Promising to oppose the plans ‘at every opportunity’, Langdon says that through his work as a criminal practitioner, he can see that many solicitor firms are ‘barely surviving’. ‘The nature of their work is important, not just for the criminal justice system but for society,’ he says. ‘These are firms of solicitors working in some of the most difficult and deprived areas of the country. They’re actually part of the fabric. If you knock them out by continuing with cuts you will cause untold problems, not just in the criminal justice system but elsewhere. This will end up costing much, much more.

‘I’m fervently hoping that the government can be persuaded not to make this additional cut. It will do no one any favours. It won’t do the criminal justice system any good and it won’t do society any good. It will be a very short-sighted step.’

The prospect of further cuts and uncertainty comes amid plans for a £1bn court modernisation programme.

If implemented, the MoJ’s proposals could see some hearings dealt with entirely online, with courts and judges required to embrace new technology.

Langdon says that although ‘some form of online process would be beneficial’, it is important not to ‘overstep the mark’.  

The plans, announced in September, would see defendants in less serious cases plead guilty online. A new online court for monetary claims of up to £25,000 was also proposed by Lord Justice Briggs in July. ‘Simply because it is technologically possible to have virtual hearings, of one sort or another, it doesn’t necessarily mean we should have them,’ he warns.

‘I’ve been in courts for 30 years and I know that when you’re physically in a courtroom, there are countless times, with any type of hearing, where the penny will drop. A judge will suddenly understand what the dynamic is, the jury will suddenly understand, or the witness will suddenly understand. Something will happen because it’s a human interaction.’

He adds: ‘You’ve got to draw the line differently in different places, depending on the type of case you’re talking about and certainly the field of law you’re talking about.

‘So completely routine directions, where people have signalled, in advance that there’s to be no argument, then obviously it’s unnecessary and a waste of time for everyone to turn up. But I think the default position should be that a hearing is in court, unless a judge has decided that it shouldn’t be.’

With root-and-branch reforms again on the horizon, what are his hopes for the future?

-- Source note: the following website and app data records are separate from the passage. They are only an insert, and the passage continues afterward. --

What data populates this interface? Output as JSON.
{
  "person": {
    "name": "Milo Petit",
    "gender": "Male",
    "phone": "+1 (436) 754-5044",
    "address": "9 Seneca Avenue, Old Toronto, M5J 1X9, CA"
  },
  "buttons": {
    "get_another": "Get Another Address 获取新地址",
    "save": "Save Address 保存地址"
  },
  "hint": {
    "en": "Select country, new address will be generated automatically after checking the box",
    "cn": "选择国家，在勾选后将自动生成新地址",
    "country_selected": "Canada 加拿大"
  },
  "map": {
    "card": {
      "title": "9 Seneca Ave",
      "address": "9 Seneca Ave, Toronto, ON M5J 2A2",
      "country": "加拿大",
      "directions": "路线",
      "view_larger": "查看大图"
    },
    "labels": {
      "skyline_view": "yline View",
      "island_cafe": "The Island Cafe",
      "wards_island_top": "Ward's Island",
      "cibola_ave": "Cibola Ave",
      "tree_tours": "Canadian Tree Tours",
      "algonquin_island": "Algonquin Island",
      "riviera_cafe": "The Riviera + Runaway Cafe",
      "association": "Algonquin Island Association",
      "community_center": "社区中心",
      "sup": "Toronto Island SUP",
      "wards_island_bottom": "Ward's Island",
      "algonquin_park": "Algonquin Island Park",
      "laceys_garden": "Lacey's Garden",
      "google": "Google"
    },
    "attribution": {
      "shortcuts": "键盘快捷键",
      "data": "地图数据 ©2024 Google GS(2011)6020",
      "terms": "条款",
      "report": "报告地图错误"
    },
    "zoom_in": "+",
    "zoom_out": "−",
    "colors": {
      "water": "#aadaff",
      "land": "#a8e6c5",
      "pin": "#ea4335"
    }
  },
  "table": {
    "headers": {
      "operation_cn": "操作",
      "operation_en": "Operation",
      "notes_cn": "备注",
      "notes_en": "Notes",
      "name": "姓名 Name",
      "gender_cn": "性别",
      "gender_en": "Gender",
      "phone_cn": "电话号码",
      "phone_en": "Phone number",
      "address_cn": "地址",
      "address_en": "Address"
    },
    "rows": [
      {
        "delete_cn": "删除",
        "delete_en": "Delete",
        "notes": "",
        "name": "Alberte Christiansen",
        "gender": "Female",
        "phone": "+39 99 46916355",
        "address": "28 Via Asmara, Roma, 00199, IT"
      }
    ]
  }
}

In his inauguration speech, Langdon said he wants to make sure his work in 2017 focuses on opening the door wider to ‘young, socially diverse talent, all of it undoubtedly in the public interest’. Now he adds: ‘We have a series of coincidences of interest between our two professions. I think we are going to achieve a great deal by cooperating.’